"But it didn't happen. Except for the fact I was getting another ticket costing me about a hundred-fifty bucks, and now we're really late for Paul McCartney, everything's perfectly fine.
"I couldn't understand it. The next day I called up the court in Canterbury and asked about it. Not that I like paying speeding tickets so much I go out looking for 'em when they get lost, but I was worried. I didn't want it hanging over me.
"I gave my name, not what I do, and the woman asked me to wait while she got Mister Merrion. He came on and I told him the reason for my call, and he said: `Oh yeah, of course, Judge Folkard's clerk. Forget it. It went away.'
"`Went away?' I said. `What do you mean?'
"`I disappeared it,' he said. He sounded like it was routine.
"`But why?' I said. `You don't know me. Did someone call you or something?' `Cause Judge Folkard'd been known to do that a few times, when his daughter got caught flying low coming home from New York. He was from the Old School, back when people did those things and didn't think a thing about it. I thought I maybe mentioned it and he'd taken care of it for me, and then forgotten to tell me. He's just that kind of guy."
"He'd better not be that kind of guy where people can see what he's doing nowadays," she said. "You can't do that stuff any more. People get angry. First thing you know, you're in disgrace."
"I know," Robey said, "but that wasn't it. `Oh no,' says Merrion, `nothing like that. Professional courtesy's all. I know that stretch of road where Trooper Dacey busted you, and I know Dacey pretty well too. I don't like him. He's tucked it to me more'n once onna road. My tickets I hafta pay or he'll raise some kinda stink. But other people, he can't connect to me, their tickets're different matters.
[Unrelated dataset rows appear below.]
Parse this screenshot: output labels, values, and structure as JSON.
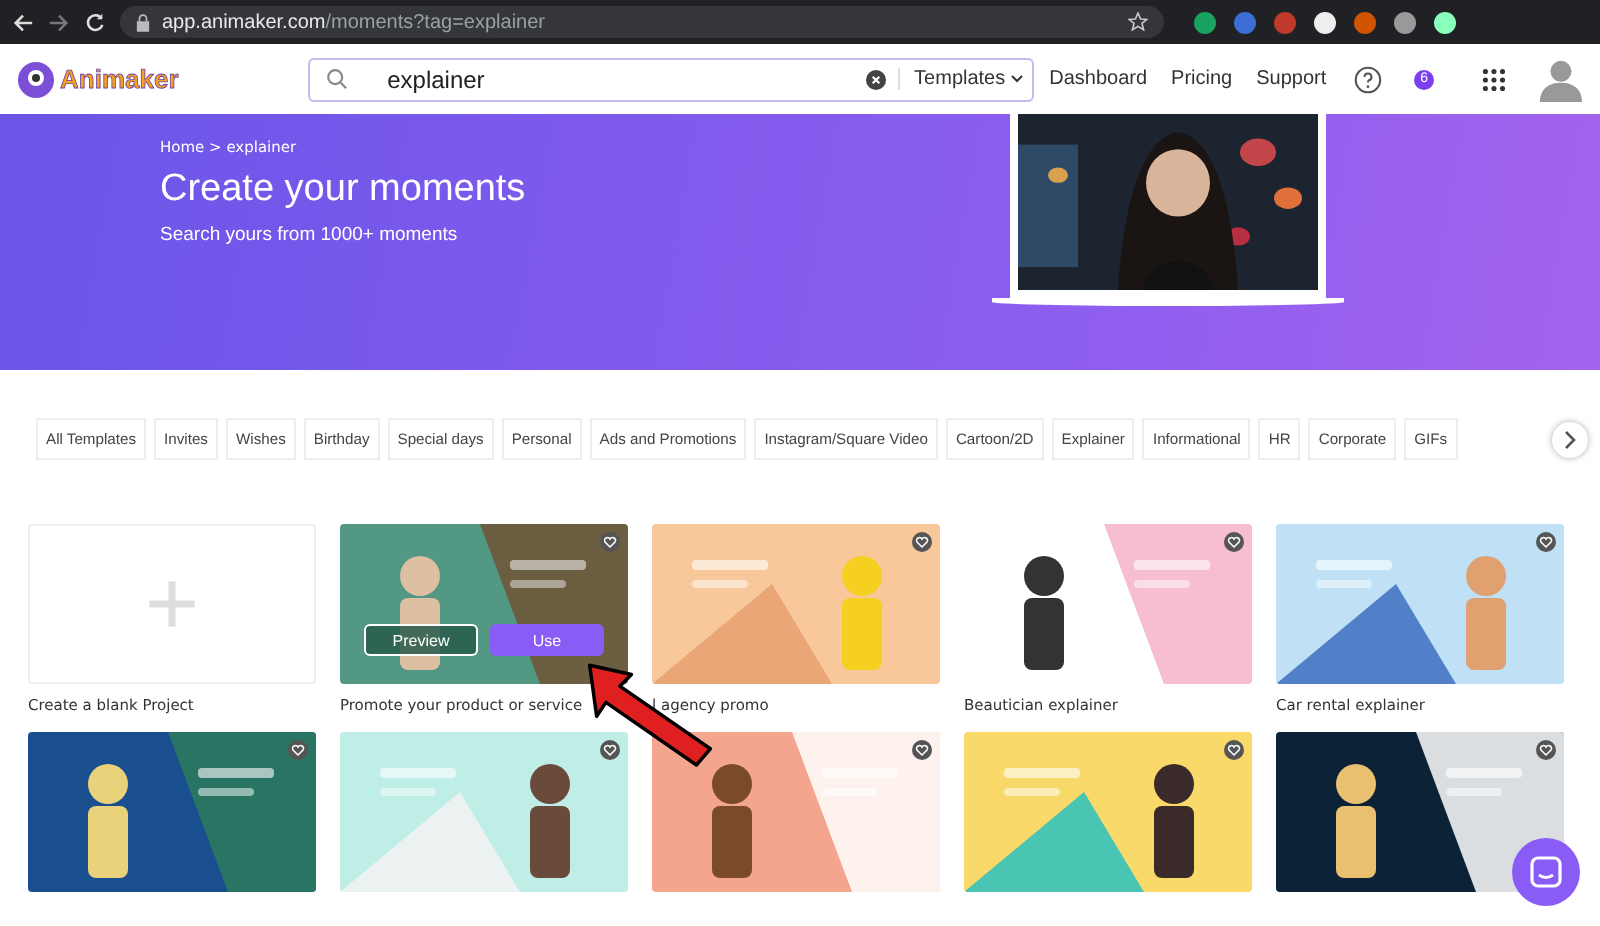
{
  "browser": {
    "url_host": "app.animaker.com",
    "url_path": "/moments?tag=explainer"
  },
  "header": {
    "logo": "Animaker",
    "search": {
      "value": "explainer"
    },
    "search_scope": "Templates",
    "nav": [
      "Dashboard",
      "Pricing",
      "Support"
    ],
    "notification_count": "6"
  },
  "hero": {
    "breadcrumb": "Home > explainer",
    "title": "Create your moments",
    "subtitle": "Search yours from 1000+ moments"
  },
  "categories": [
    {
      "label": "All Templates"
    },
    {
      "label": "Invites"
    },
    {
      "label": "Wishes"
    },
    {
      "label": "Birthday"
    },
    {
      "label": "Special days"
    },
    {
      "label": "Personal"
    },
    {
      "label": "Ads and Promotions"
    },
    {
      "label": "Instagram/Square Video"
    },
    {
      "label": "Cartoon/2D"
    },
    {
      "label": "Explainer"
    },
    {
      "label": "Informational"
    },
    {
      "label": "HR"
    },
    {
      "label": "Corporate"
    },
    {
      "label": "GIFs"
    }
  ],
  "templates": [
    {
      "kind": "blank",
      "title": "Create a blank Project"
    },
    {
      "kind": "template",
      "title": "Promote your product or service",
      "hovered": true,
      "actions": [
        "Preview",
        "Use"
      ]
    },
    {
      "kind": "template",
      "title": "l agency promo",
      "hovered": false
    },
    {
      "kind": "template",
      "title": "Beautician explainer",
      "hovered": false
    },
    {
      "kind": "template",
      "title": "Car rental explainer",
      "hovered": false
    },
    {
      "kind": "template",
      "hovered": false
    },
    {
      "kind": "template",
      "hovered": false
    },
    {
      "kind": "template",
      "hovered": false
    },
    {
      "kind": "template",
      "hovered": false
    },
    {
      "kind": "template",
      "hovered": false
    }
  ]
}
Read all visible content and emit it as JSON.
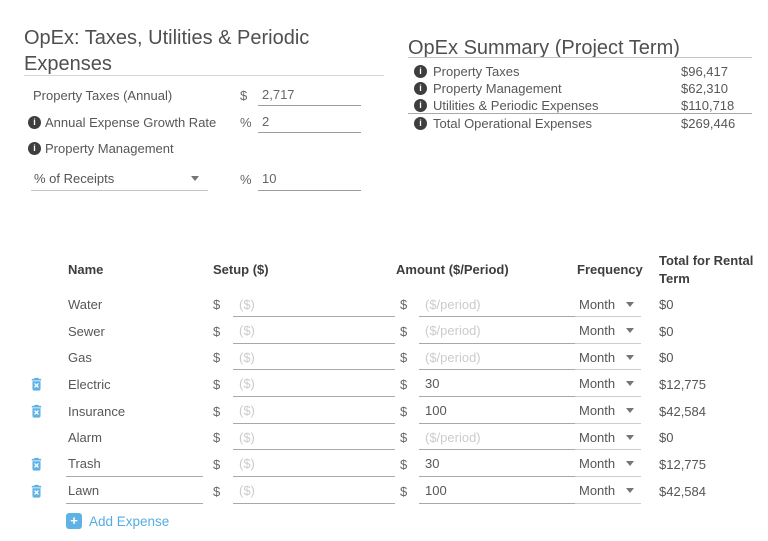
{
  "left_panel": {
    "title": "OpEx: Taxes, Utilities & Periodic Expenses",
    "property_taxes": {
      "label": "Property Taxes (Annual)",
      "symbol": "$",
      "value": "2,717"
    },
    "growth_rate": {
      "label": "Annual Expense Growth Rate",
      "symbol": "%",
      "value": "2"
    },
    "property_management": {
      "label": "Property Management"
    },
    "management_method": {
      "selected_option": "% of Receipts",
      "symbol": "%",
      "value": "10"
    }
  },
  "summary_panel": {
    "title": "OpEx Summary (Project Term)",
    "rows": [
      {
        "label": "Property Taxes",
        "value": "$96,417"
      },
      {
        "label": "Property Management",
        "value": "$62,310"
      },
      {
        "label": "Utilities & Periodic Expenses",
        "value": "$110,718"
      }
    ],
    "total_row": {
      "label": "Total Operational Expenses",
      "value": "$269,446"
    }
  },
  "expense_table": {
    "headers": {
      "name": "Name",
      "setup": "Setup ($)",
      "amount": "Amount ($/Period)",
      "frequency": "Frequency",
      "total": "Total for Rental Term"
    },
    "currency_symbol": "$",
    "setup_placeholder": "($)",
    "amount_placeholder": "($/period)",
    "rows": [
      {
        "name": "Water",
        "deletable": false,
        "name_editable": false,
        "setup_value": "",
        "amount_value": "",
        "frequency": "Month",
        "total": "$0"
      },
      {
        "name": "Sewer",
        "deletable": false,
        "name_editable": false,
        "setup_value": "",
        "amount_value": "",
        "frequency": "Month",
        "total": "$0"
      },
      {
        "name": "Gas",
        "deletable": false,
        "name_editable": false,
        "setup_value": "",
        "amount_value": "",
        "frequency": "Month",
        "total": "$0"
      },
      {
        "name": "Electric",
        "deletable": true,
        "name_editable": false,
        "setup_value": "",
        "amount_value": "30",
        "frequency": "Month",
        "total": "$12,775"
      },
      {
        "name": "Insurance",
        "deletable": true,
        "name_editable": false,
        "setup_value": "",
        "amount_value": "100",
        "frequency": "Month",
        "total": "$42,584"
      },
      {
        "name": "Alarm",
        "deletable": false,
        "name_editable": false,
        "setup_value": "",
        "amount_value": "",
        "frequency": "Month",
        "total": "$0"
      },
      {
        "name": "Trash",
        "deletable": true,
        "name_editable": true,
        "setup_value": "",
        "amount_value": "30",
        "frequency": "Month",
        "total": "$12,775"
      },
      {
        "name": "Lawn",
        "deletable": true,
        "name_editable": true,
        "setup_value": "",
        "amount_value": "100",
        "frequency": "Month",
        "total": "$42,584"
      }
    ],
    "add_button_label": "Add Expense"
  },
  "colors": {
    "accent_blue": "#5fb2e4",
    "info_icon_bg": "#3e3e3e",
    "title_text": "#4f4f4f",
    "body_text": "#575757",
    "placeholder_text": "#cbcbcb"
  }
}
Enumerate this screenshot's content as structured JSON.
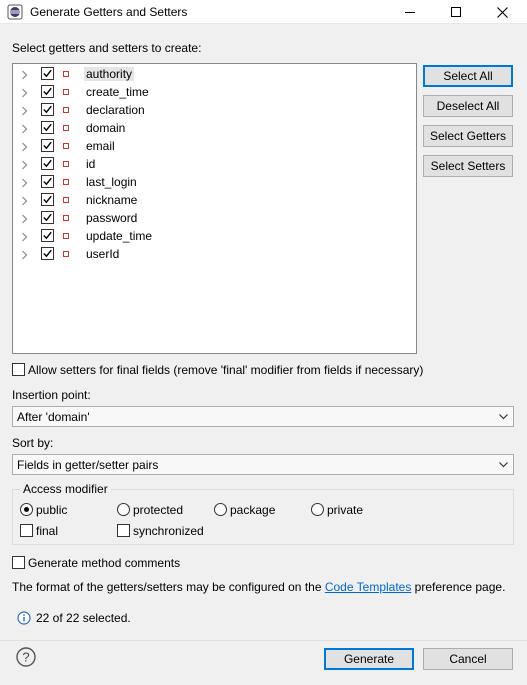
{
  "window": {
    "title": "Generate Getters and Setters",
    "icon": "eclipse-icon"
  },
  "instructions": "Select getters and setters to create:",
  "fields": [
    {
      "name": "authority",
      "checked": true,
      "selected": true
    },
    {
      "name": "create_time",
      "checked": true
    },
    {
      "name": "declaration",
      "checked": true
    },
    {
      "name": "domain",
      "checked": true
    },
    {
      "name": "email",
      "checked": true
    },
    {
      "name": "id",
      "checked": true
    },
    {
      "name": "last_login",
      "checked": true
    },
    {
      "name": "nickname",
      "checked": true
    },
    {
      "name": "password",
      "checked": true
    },
    {
      "name": "update_time",
      "checked": true
    },
    {
      "name": "userId",
      "checked": true
    }
  ],
  "side_buttons": {
    "select_all": "Select All",
    "deselect_all": "Deselect All",
    "select_getters": "Select Getters",
    "select_setters": "Select Setters"
  },
  "allow_final": {
    "label": "Allow setters for final fields (remove 'final' modifier from fields if necessary)",
    "checked": false
  },
  "insertion_point": {
    "label": "Insertion point:",
    "value": "After 'domain'"
  },
  "sort_by": {
    "label": "Sort by:",
    "value": "Fields in getter/setter pairs"
  },
  "access_modifier": {
    "title": "Access modifier",
    "options": [
      "public",
      "protected",
      "package",
      "private"
    ],
    "selected": "public",
    "final_label": "final",
    "synchronized_label": "synchronized"
  },
  "generate_comments": {
    "label": "Generate method comments",
    "checked": false
  },
  "format_note": {
    "before": "The format of the getters/setters may be configured on the ",
    "link": "Code Templates",
    "after": " preference page."
  },
  "status": "22 of 22 selected.",
  "footer": {
    "generate": "Generate",
    "cancel": "Cancel"
  },
  "colors": {
    "accent": "#0078d7",
    "link": "#0066cc",
    "field_icon": "#cc3333"
  }
}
I don't think eighty's too fast where you were, when you were there, and therefore I didn't think Dacey should've grabbed you for doing it. So I dismissed it. "Substantial justice": that's our aim in this court.'